She’d posted a photo of a young man in an airport in Minnesota who was holding paperwork written in Spanish. She wrote, “The Border has moved all the way to Minnesota thanks to Biden’s failed border policies” or something very close to that. Well, first there IS a border with another country in Minnesota. Second, she didn’t know who that young man was. Here is my “offensive Tweet.”

When I clicked “Remove” I got a message telling me that if I did this again, I’d be permanently expunged, exiled, from Twitter. But IS that a punishment? I was tempted to attempt to do worse, but then I thought that’s like rising to the provocation of the playground bully and I deactivated my Twitter account. Of course, Twitter KNOWS it’s addictive and doesn’t delete an account until there’s been no activity for 30 days. That’s really not going to be a problem for me.

Some time over the past year I “moved” away. I don’t know how to explain that other than I started living as an ex-pat in this foreign country. I realized that as I drove over the mountain and saw again this beautiful valley that I love so much. I thought, “It’s you, me, and the dogs, valley.”

Meanwhile, I have to mow the lawn. “Thanks for hearing my confession,” as my friend Denis Joseph Francis Callahan would say after I listened to him rant. ❤

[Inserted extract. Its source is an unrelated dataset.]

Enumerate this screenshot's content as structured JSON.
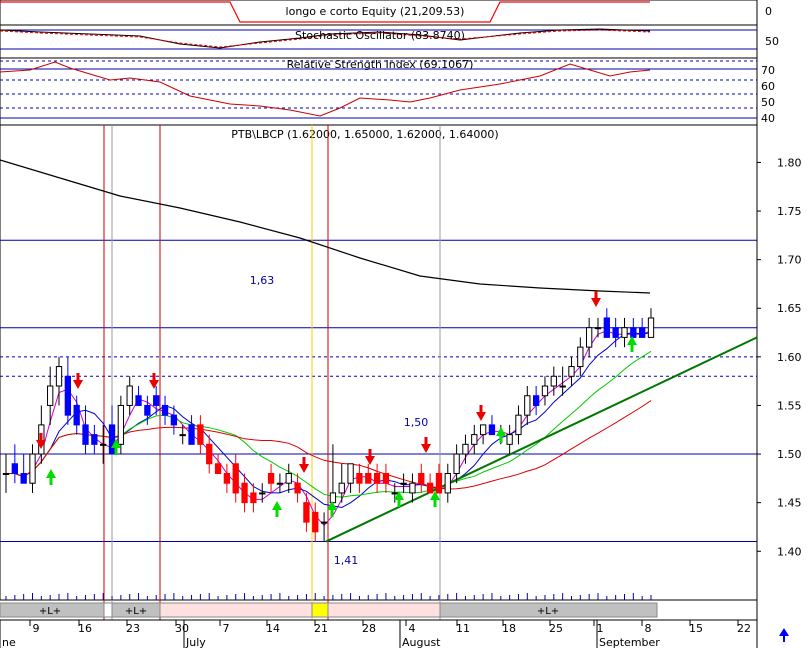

I just got a text, a little poem from a woman I met at the Refuge last year. We always meant to go for a walk together, but both of us were hesitant. Life is wonderful and yet very strange.